It was discouraging to learn overnight about an airman being discharged from the military under “Don’t Ask, Don’t Tell.” After all, DADT repeal is well underway, and it seemed unreasonable that the Obama administration would throw qualified service-members out of the military for being gay so close to the policy’s official end. The news sparked another round of criticism from the gay-rights community of the White House.
The truth, however, is a little more complicated.
Air Force officials confirmed that an unidentified airman was dismissed under the “don’t ask, don’t tell” law earlier this year, the first such firing since defense officials effectively put a moratorium on the law in October.
However, service officials emphasized the move came at the request of the airman, who requested to be released from military service despite the imminent repeal of the law banning openly gay troops.
“In this instance, the airman first class made a statement that he was a homosexual,” Air Force spokesman Maj. Joel Harper said Friday. “After making the statement but prior to the commander initiating separation action, the airman wrote the secretary of the Air Force asking to be separated.

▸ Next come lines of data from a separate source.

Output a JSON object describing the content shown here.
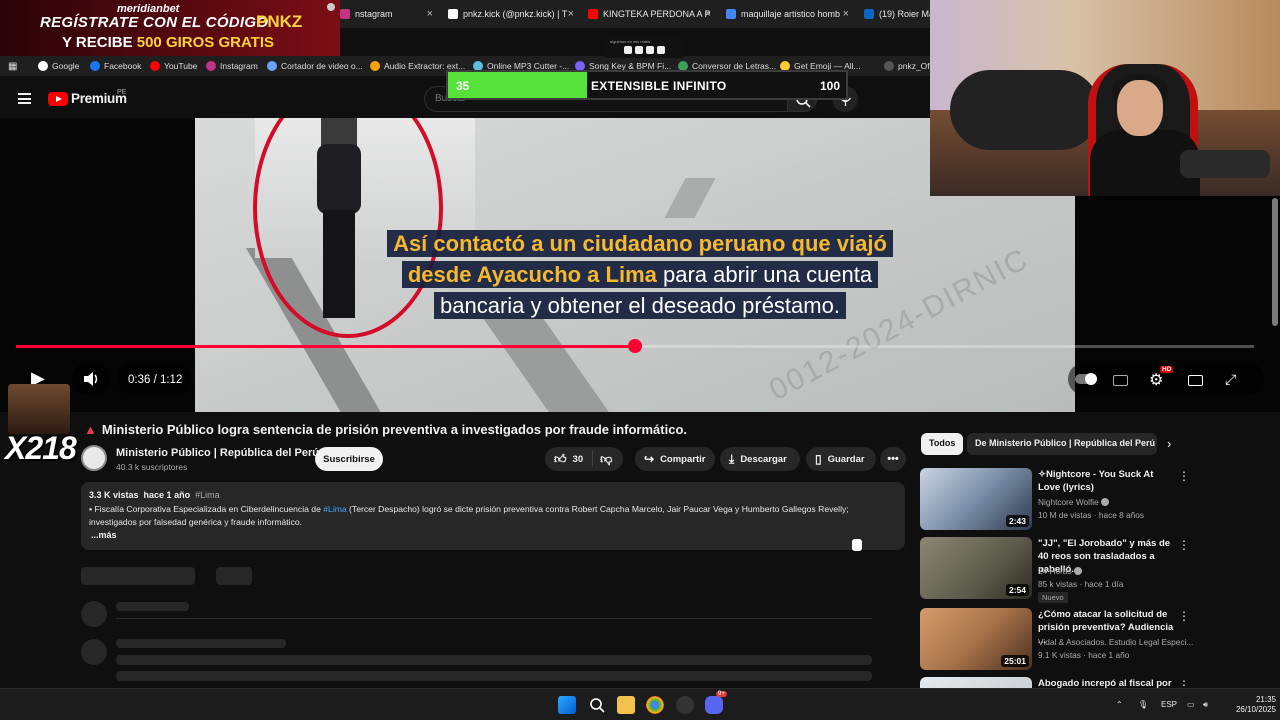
{
  "browser": {
    "tabs": [
      {
        "label": "nstagram",
        "color": "#c13584"
      },
      {
        "label": "pnkz.kick (@pnkz.kick) | T",
        "color": "#ffffff"
      },
      {
        "label": "KINGTEKA PERDONA A P",
        "color": "#ff0000"
      },
      {
        "label": "maquillaje artistico homb",
        "color": "#4285f4"
      },
      {
        "label": "(19) Roier Mall",
        "color": "#0a66c2"
      }
    ],
    "bookmarks": [
      {
        "label": "Google",
        "color": "#ffffff"
      },
      {
        "label": "Facebook",
        "color": "#1877f2"
      },
      {
        "label": "YouTube",
        "color": "#ff0000"
      },
      {
        "label": "Instagram",
        "color": "#c13584"
      },
      {
        "label": "Cortador de video o...",
        "color": "#6aa0ff"
      },
      {
        "label": "Audio Extractor: ext...",
        "color": "#f7a400"
      },
      {
        "label": "Online MP3 Cutter -...",
        "color": "#5bc0de"
      },
      {
        "label": "Song Key & BPM Fi...",
        "color": "#7b61ff"
      },
      {
        "label": "Conversor de Letras...",
        "color": "#3aa05a"
      },
      {
        "label": "Get Emoji — All...",
        "color": "#ffcc33"
      },
      {
        "label": "pnkz_Ofic",
        "color": "#555555"
      }
    ]
  },
  "youtube": {
    "brand": "Premium",
    "country": "PE",
    "search_placeholder": "Buscar"
  },
  "player": {
    "subtitle_highlight_1": "Así contactó a un ciudadano peruano que viajó",
    "subtitle_highlight_2": "desde Ayacucho a Lima",
    "subtitle_rest_2": " para abrir una cuenta",
    "subtitle_line_3": "bancaria y obtener el deseado préstamo.",
    "watermark": "0012-2024-DIRNIC",
    "current_time": "0:36",
    "duration": "1:12",
    "time_display": "0:36 / 1:12",
    "progress_fraction": 0.5,
    "hd_badge": "HD"
  },
  "overlays": {
    "ad_brand": "meridianbet",
    "ad_line1": "REGÍSTRATE CON EL CÓDIGO",
    "ad_code": "PNKZ",
    "ad_line2_pre": "Y RECIBE ",
    "ad_line2_gold": "500 GIROS GRATIS",
    "socials_label": "síguenos en mis redes",
    "timer_left": "35",
    "timer_label": "EXTENSIBLE INFINITO",
    "timer_right": "100",
    "timer_fraction": 0.35,
    "emote_count": "X218"
  },
  "video": {
    "title": "Ministerio Público logra sentencia de prisión preventiva a investigados por fraude informático.",
    "channel": "Ministerio Público | República del Perú",
    "subscribers": "40.3 k suscriptores",
    "subscribe_label": "Suscribirse",
    "likes": "30",
    "share_label": "Compartir",
    "download_label": "Descargar",
    "save_label": "Guardar",
    "views": "3.3 K vistas",
    "age": "hace 1 año",
    "hashtag": "#Lima",
    "desc_pre": "Fiscalía Corporativa Especializada en Ciberdelincuencia de ",
    "desc_link": "#Lima",
    "desc_post": " (Tercer Despacho) logró se dicte prisión preventiva contra Robert Capcha Marcelo, Jair Paucar Vega y Humberto Gallegos Revelly; investigados por falsedad genérica y fraude informático.",
    "more_label": "...más"
  },
  "sidebar": {
    "chips": [
      "Todos",
      "De Ministerio Público | República del Perú"
    ],
    "recommendations": [
      {
        "title": "✧Nightcore - You Suck At Love (lyrics)",
        "channel": "Nightcore Wolfie",
        "verified": true,
        "meta": "10 M de vistas · hace 8 años",
        "duration": "2:43",
        "badge": "",
        "color": "#7c8fa8"
      },
      {
        "title": "\"JJ\", \"El Jorobado\" y más de 40 reos son trasladados a pabelló...",
        "channel": "24 Horas",
        "verified": true,
        "meta": "85 k vistas · hace 1 día",
        "duration": "2:54",
        "badge": "Nuevo",
        "color": "#7d7a66"
      },
      {
        "title": "¿Cómo atacar la solicitud de prisión preventiva? Audiencia ...",
        "channel": "Vidal & Asociados. Estudio Legal Especi...",
        "verified": false,
        "meta": "9.1 K vistas · hace 1 año",
        "duration": "25:01",
        "badge": "",
        "color": "#a8734a"
      },
      {
        "title": "Abogado increpó al fiscal por",
        "channel": "",
        "verified": false,
        "meta": "",
        "duration": "",
        "badge": "",
        "color": "#c4c8cc"
      }
    ]
  },
  "taskbar": {
    "language": "ESP",
    "time": "21:35",
    "date": "26/10/2025",
    "discord_badge": "9+"
  }
}
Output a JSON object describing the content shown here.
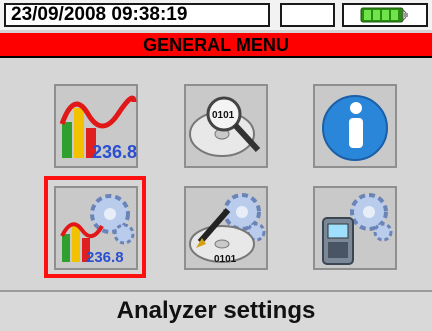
{
  "status": {
    "datetime": "23/09/2008 09:38:19",
    "battery_icon": "battery-full-icon"
  },
  "title": "GENERAL MENU",
  "menu_items": [
    {
      "icon": "analyzer-chart-icon",
      "display_value": "236.8"
    },
    {
      "icon": "recorded-data-disc-icon",
      "display_value": "0101"
    },
    {
      "icon": "info-icon"
    },
    {
      "icon": "analyzer-settings-icon",
      "display_value": "236.8",
      "selected": true
    },
    {
      "icon": "recording-settings-icon",
      "display_value": "0101"
    },
    {
      "icon": "instrument-settings-icon"
    }
  ],
  "selected_label": "Analyzer settings",
  "colors": {
    "title_bar": "#ff0000",
    "selection": "#ff1010",
    "screen_bg": "#d6d6d6",
    "battery_fill": "#3cc21a"
  }
}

“After the separation action was initiated, the individual was informed of the current status of the repeal of ‘don’t ask, don’t tell,’ and he reaffirmed to the [Air Force secretary] that he desired his separation action be expeditiously processed.”
By all appearances, this airman, for whatever reason, simply wanted out of the military. He was offered a chance to keep serving, and asked to be removed anyway. Indeed, since October, this one individual is literally the only person to have been dismissed from the military because of sexual orientation.
Clearly, the sooner the DADT policy is brought to an official end, the better. But to characterize this incident as a betrayal from the administration appears to be an unfair criticism.